Male plants produce pollen cones at the nodes, each under a centimeter long with protruding yellowish sporangiophores. Female plants produce seed cones which are slightly larger and contain two seeds each.
by Lindsay Wolsey
As with any plant, Ephedra viridis is known by a variety of common names. It received the name Brigham tea from the use of the plant for tea by the Mormon pioneers. It is also known as Mormon tea for the same reason. It is also known as joint fir, Squaw tea, tick tea, desert tea, miner’s tea, teamster’s tea, Mexican tea, popotillo.
Brigham Tea has been used medicinally for more than five thousand years. There have been no reported undesirable side effects when the plant is used in its wholesome state.
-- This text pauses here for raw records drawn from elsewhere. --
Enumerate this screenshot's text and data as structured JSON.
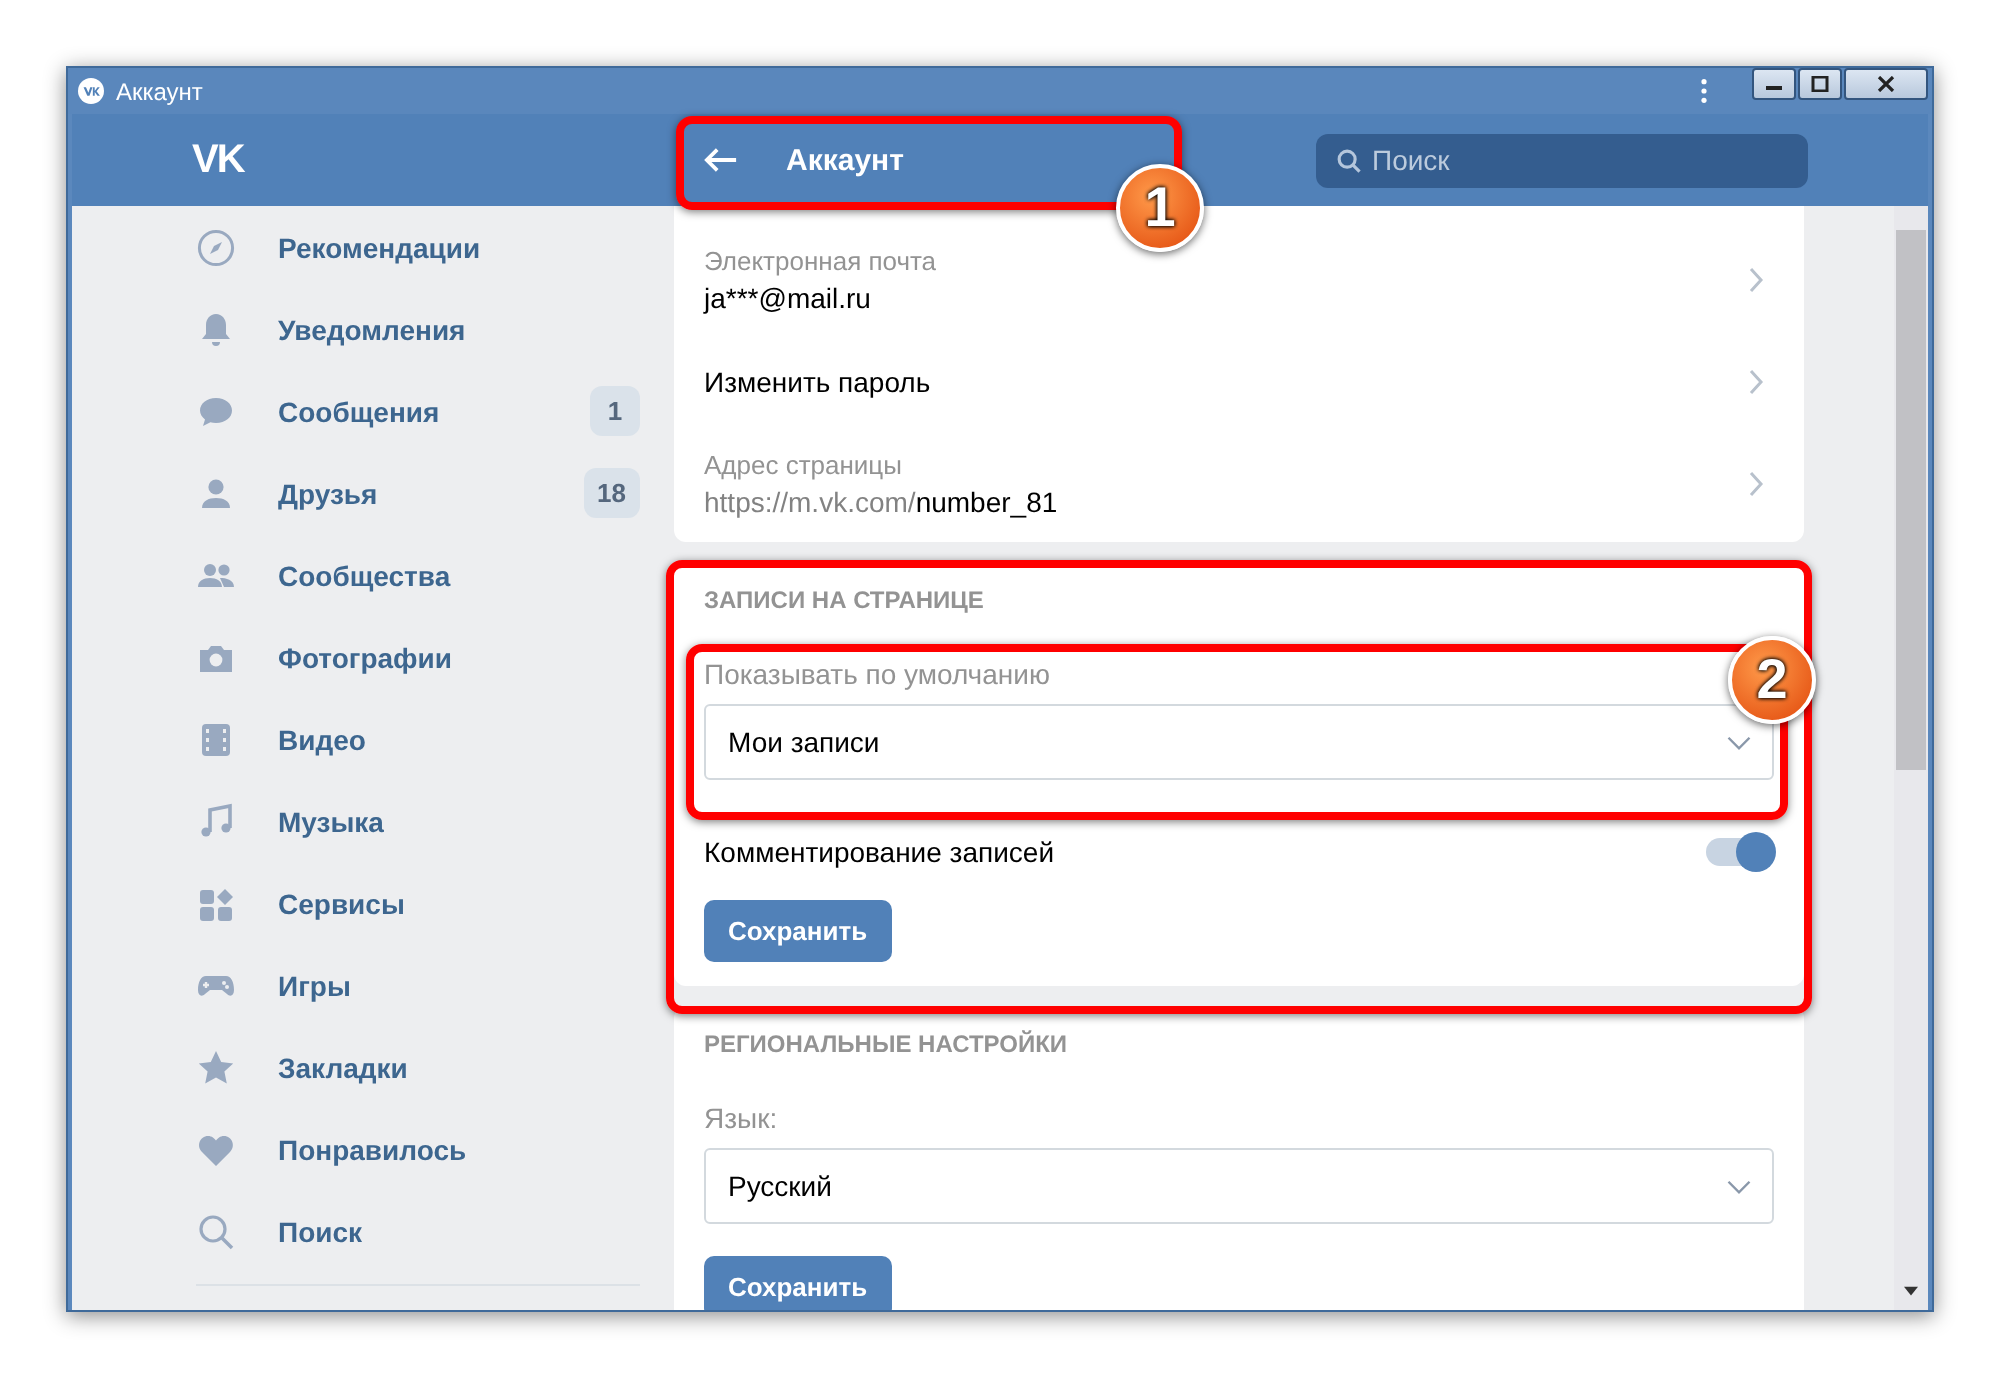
{
  "window": {
    "title": "Аккаунт"
  },
  "header": {
    "logo": "VK",
    "title": "Аккаунт",
    "search": {
      "placeholder": "Поиск"
    }
  },
  "sidebar": {
    "items": [
      {
        "label": "Рекомендации"
      },
      {
        "label": "Уведомления"
      },
      {
        "label": "Сообщения",
        "count": "1"
      },
      {
        "label": "Друзья",
        "count": "18"
      },
      {
        "label": "Сообщества"
      },
      {
        "label": "Фотографии"
      },
      {
        "label": "Видео"
      },
      {
        "label": "Музыка"
      },
      {
        "label": "Сервисы"
      },
      {
        "label": "Игры"
      },
      {
        "label": "Закладки"
      },
      {
        "label": "Понравилось"
      },
      {
        "label": "Поиск"
      }
    ]
  },
  "account": {
    "email": {
      "label": "Электронная почта",
      "value": "ja***@mail.ru"
    },
    "password": {
      "label": "Изменить пароль"
    },
    "address": {
      "label": "Адрес страницы",
      "prefix": "https://m.vk.com/",
      "value": "number_81"
    }
  },
  "posts": {
    "heading": "ЗАПИСИ НА СТРАНИЦЕ",
    "default_label": "Показывать по умолчанию",
    "default_value": "Мои записи",
    "comments": {
      "label": "Комментирование записей",
      "on": true
    },
    "save": "Сохранить"
  },
  "regional": {
    "heading": "РЕГИОНАЛЬНЫЕ НАСТРОЙКИ",
    "language_label": "Язык:",
    "language_value": "Русский",
    "save": "Сохранить"
  },
  "annotations": [
    {
      "label": "1"
    },
    {
      "label": "2"
    }
  ]
}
Brigham tea has been used for a wide variety of ailments, including: asthma, hay fever, and other allergies for the first stages of a cold or influenza, arthritis, fluid retention, coughs, malarial and other fevers, headaches, rheumatism, syphilis, boils, acne, a digestive tonic, and many others. Brigham tea has been historically used by frontiersmen to treat venereal diseases, such as syphilis and gonorrhea.
Brigham tea lists ephedrine, pseudopherine, lucenin 2, phosphorus, resin, tannin, and vicenin 2 among its active constituents. The allopathic world extracts ephedrine and pseudopherine for use in pharmaceuticals. The pharmacological action of ephedrine is similar to adrenalin. Its pressor and vaso-constrictor activity is lower, but its action lasts longer. It stimulates respiration, and increases the depth of respiration. Ephedrine reinforces heart action and dilates the bronchi, especially during spasms-which is why it is used for bronchial asthma. Ephedrine stimulates the central nervous system, and is used for treating depression and narcolepsy. It is an expectorant, and is useful for acute sinusitis and hay fever. Using ephedrine extracted from a plant will result in side effects. Pseudoephedrine has a similar, but weaker effect that that of ephedrine. It has a stronger diuretic effect.
In five thousand years of use of the whole plant, not one negative side effect has been reported. In just a few short years of extracting ephedrine and pseedophedrine from the Ephreda plants, many negative side effects have been reported, including death! When the whole plant is used, all of the chemical constituents are present, including those that balance out the active constituents. When just one alkaloid is extracted, the alkaloid becomes a powerful pharmaceutical and very dangerous. Ephedrine should not be mixed with other stimulants, such as caffeine.
Dr. Christopher was teaching a class, and a grateful student brought in enough Brigham tea popsicles for the entire class. Dr. Christopher said that the popsicles were delicious! According to David Christopher, Brigham tea is one of the tastiest herbal teas there is, and he would like to try a popsicle made from Brigham tea and honey. The tea is very astringent.
Because true herbalists are not interested in extracting the active constituents of the plant, they use the whole plant in a traditional manner, i.e. teas, infusions, decoctions, tinctures, etc. Dr. Christopher used Brigham tea as a key ingredient in his Sinus, Hay fever and Allergy formula. Dr. Christopher also used Brigham tea in his Arthritis-Rheumatism formula, and the Sinus and Lung Combination.